- [Instructions to follow]
Identify the lines in the data below that contain "Save" and give only how many there are.

- [Working data]
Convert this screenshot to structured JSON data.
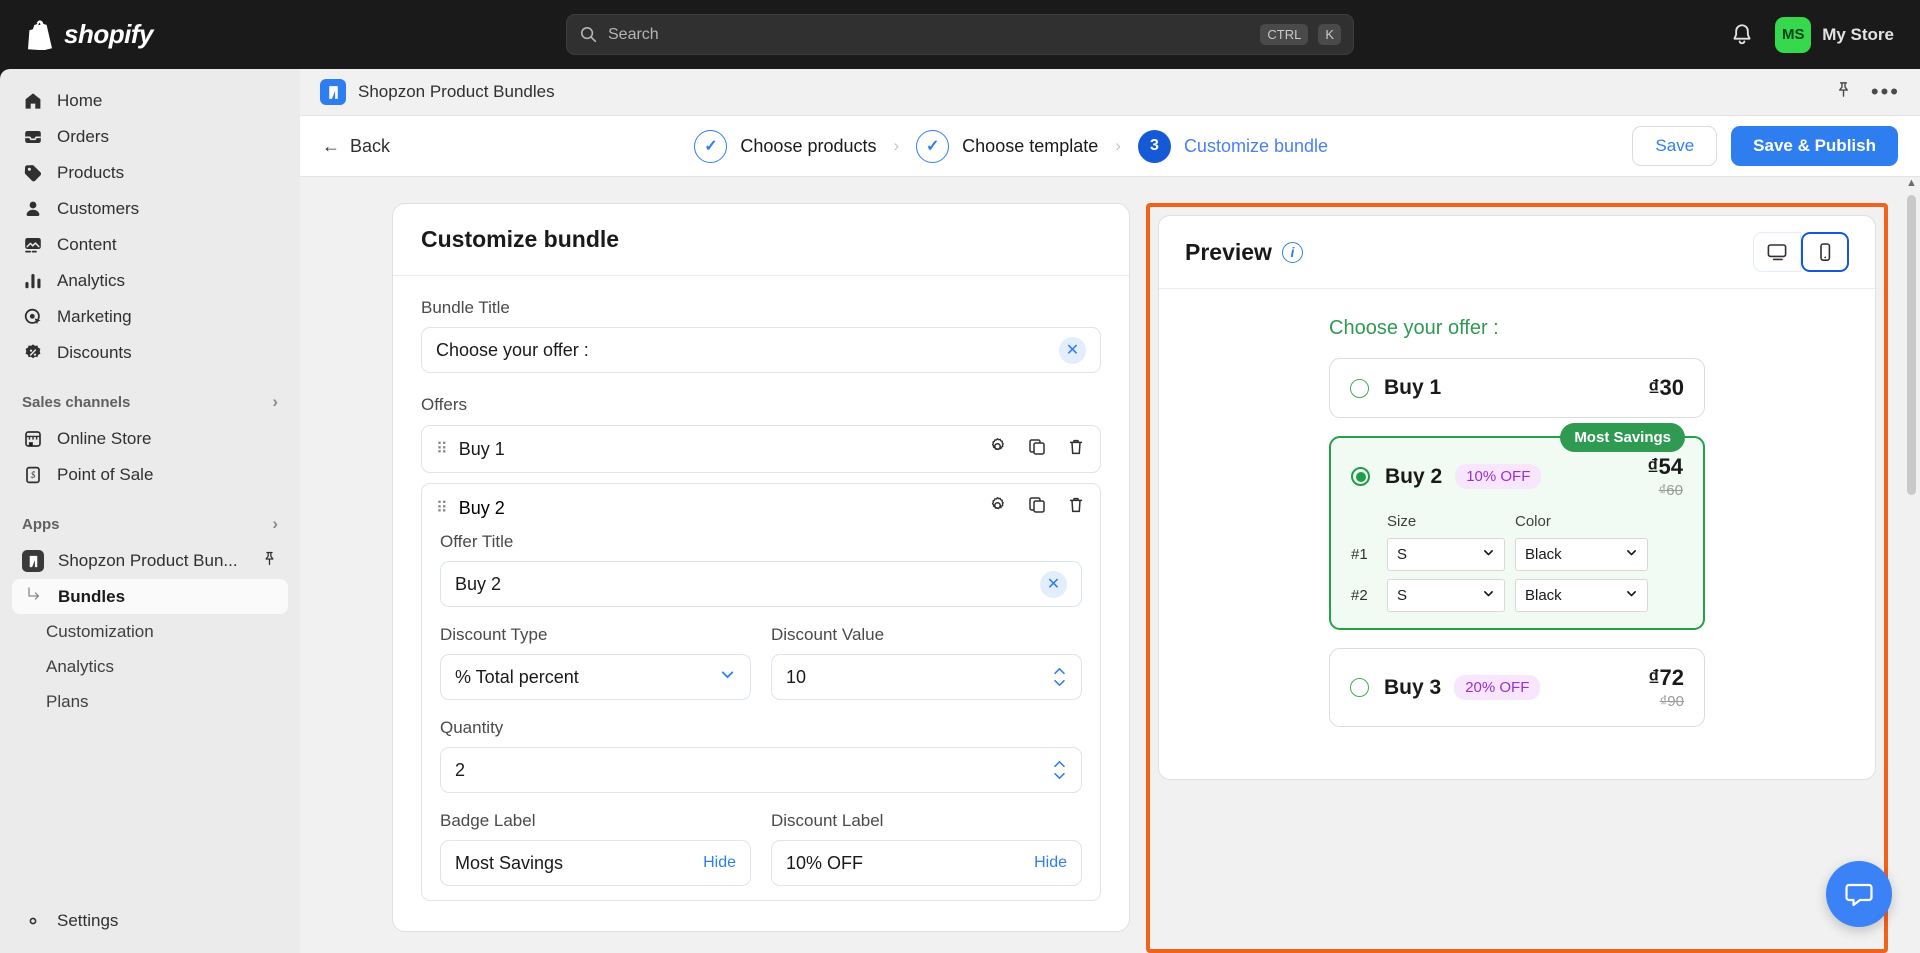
{
  "topbar": {
    "brand": "shopify",
    "search": {
      "placeholder": "Search",
      "kbd_mod": "CTRL",
      "kbd_key": "K"
    },
    "store": {
      "initials": "MS",
      "name": "My Store"
    }
  },
  "sidebar": {
    "items": [
      {
        "label": "Home",
        "icon": "home-icon"
      },
      {
        "label": "Orders",
        "icon": "orders-icon"
      },
      {
        "label": "Products",
        "icon": "products-tag-icon"
      },
      {
        "label": "Customers",
        "icon": "customers-icon"
      },
      {
        "label": "Content",
        "icon": "content-icon"
      },
      {
        "label": "Analytics",
        "icon": "analytics-bars-icon"
      },
      {
        "label": "Marketing",
        "icon": "marketing-target-icon"
      },
      {
        "label": "Discounts",
        "icon": "discounts-badge-icon"
      }
    ],
    "sales_channels": {
      "label": "Sales channels",
      "items": [
        {
          "label": "Online Store",
          "icon": "storefront-icon"
        },
        {
          "label": "Point of Sale",
          "icon": "pos-icon"
        }
      ]
    },
    "apps": {
      "label": "Apps",
      "app_name": "Shopzon Product Bun...",
      "items": [
        {
          "label": "Bundles",
          "active": true
        },
        {
          "label": "Customization",
          "active": false
        },
        {
          "label": "Analytics",
          "active": false
        },
        {
          "label": "Plans",
          "active": false
        }
      ]
    },
    "settings": {
      "label": "Settings",
      "icon": "gear-icon"
    }
  },
  "appbar": {
    "title": "Shopzon Product Bundles"
  },
  "wizard": {
    "back": "Back",
    "steps": [
      {
        "marker": "✓",
        "label": "Choose products",
        "state": "done"
      },
      {
        "marker": "✓",
        "label": "Choose template",
        "state": "done"
      },
      {
        "marker": "3",
        "label": "Customize bundle",
        "state": "current"
      }
    ],
    "save_label": "Save",
    "save_publish_label": "Save & Publish"
  },
  "customize": {
    "card_title": "Customize bundle",
    "bundle_title_label": "Bundle Title",
    "bundle_title_value": "Choose your offer :",
    "offers_label": "Offers",
    "offers": [
      {
        "name": "Buy 1",
        "expanded": false
      },
      {
        "name": "Buy 2",
        "expanded": true
      }
    ],
    "offer_title_label": "Offer Title",
    "offer_title_value": "Buy 2",
    "discount_type_label": "Discount Type",
    "discount_type_value": "% Total percent",
    "discount_value_label": "Discount Value",
    "discount_value": "10",
    "quantity_label": "Quantity",
    "quantity_value": "2",
    "badge_label_label": "Badge Label",
    "badge_label_value": "Most Savings",
    "badge_hide": "Hide",
    "discount_label_label": "Discount Label",
    "discount_label_value": "10% OFF",
    "discount_hide": "Hide"
  },
  "preview": {
    "title": "Preview",
    "info_icon": "info-icon",
    "device_desktop": "desktop-icon",
    "device_mobile": "mobile-icon",
    "selected_device": "mobile",
    "heading": "Choose your offer :",
    "offers": [
      {
        "name": "Buy 1",
        "discount_pill": "",
        "price": "₫30",
        "old_price": "",
        "selected": false,
        "badge": "",
        "variants": []
      },
      {
        "name": "Buy 2",
        "discount_pill": "10% OFF",
        "price": "₫54",
        "old_price": "₫60",
        "selected": true,
        "badge": "Most Savings",
        "variant_headers": [
          "Size",
          "Color"
        ],
        "variants": [
          {
            "num": "#1",
            "size": "S",
            "color": "Black"
          },
          {
            "num": "#2",
            "size": "S",
            "color": "Black"
          }
        ]
      },
      {
        "name": "Buy 3",
        "discount_pill": "20% OFF",
        "price": "₫72",
        "old_price": "₫90",
        "selected": false,
        "badge": "",
        "variants": []
      }
    ]
  },
  "colors": {
    "accent_blue": "#2f7ef0",
    "primary_blue": "#1559d6",
    "green": "#2e9a52",
    "purple": "#9b2fd0",
    "highlight_orange": "#f4611a",
    "shopify_green": "#36d94b"
  }
}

- [Your response]
2